Yesterday, the Nebraska Cornhuskers basketball team lost to Oklahoma State. It was a close contest with Nebraska losing by one, failing to convert a basket at the end of the game that would have won it.

I took a special interest in the game because Nebraska’s senior point guard, Lance Jeter, played high school basketball at Beaver Falls, PA—a league opponent of our local team (Quaker Valley).

As a junior in 2005, Jeter helped Beaver Falls win WPIAL and PIAA (State) championships. In the class AA title game, he banked in a 30 foot shot at the buzzer in the third overtime to give Beaver Falls a 79-78 victory over Aliquippa. He also had made a long 3-pointer at the end of regulation to tie the game. A few weeks later, he beat Aliquippa with two free throws in the PIAA semifinals.

In 2006 when Lance was a senior at Beaver Falls, he was the WPIAL high school athlete of the year.  (Boy's High School Athlete of the Year: Lance Jeter) Along the way, he beat an excellent Quaker Valley team in the PIAA semifinal, converting a free throw with 3.2 seconds left to give Beaver Falls a 71-70 victory. (Beaver Falls guard does it again)

As his high school coach said at the time, “When the game is on the line, the ball seems to find its way into his hands, and every time the kid comes through.”

But not yesterday. With 16 seconds left, Nebraska got the ball into Lance’s hands. After a teammate set a screen to free him, Lance drove across the lane. As he started to turn toward the basket, he tripped over the feet of his opponent and fell to the court, losing possession to an Oklahoma St. player.

Despite all of his prior successes and last minute heroics, Lance failed.

I suspect Lance will always remember this moment. On occasion, he’ll probably feel that unique twinge of regret that comes from an opportunity lost.

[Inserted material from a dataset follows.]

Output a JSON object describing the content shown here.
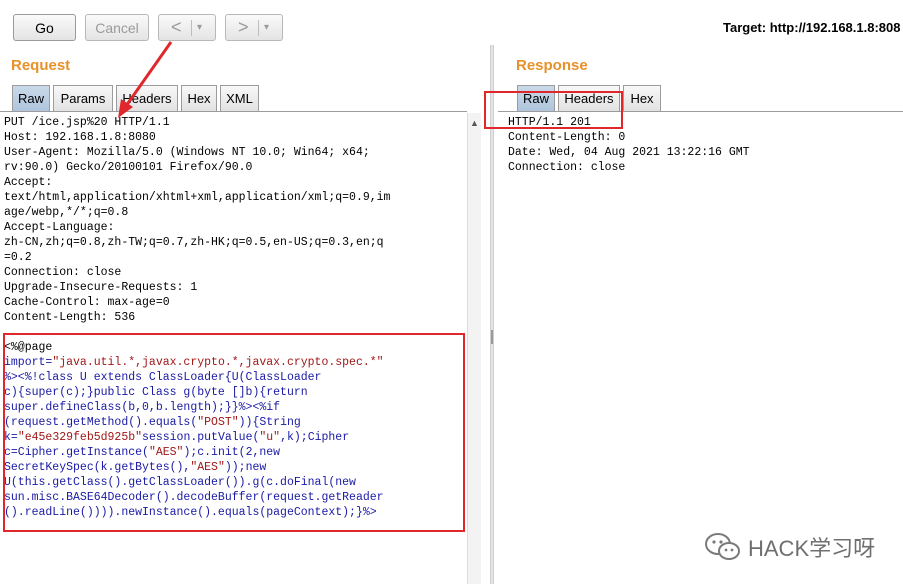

But I also suspect that Lance realizes that everyone fails. And that he also knows the best players fearlessly want the ball in their hands at the end of the game.

Congratulations Lance on an excellent career at Nebraska.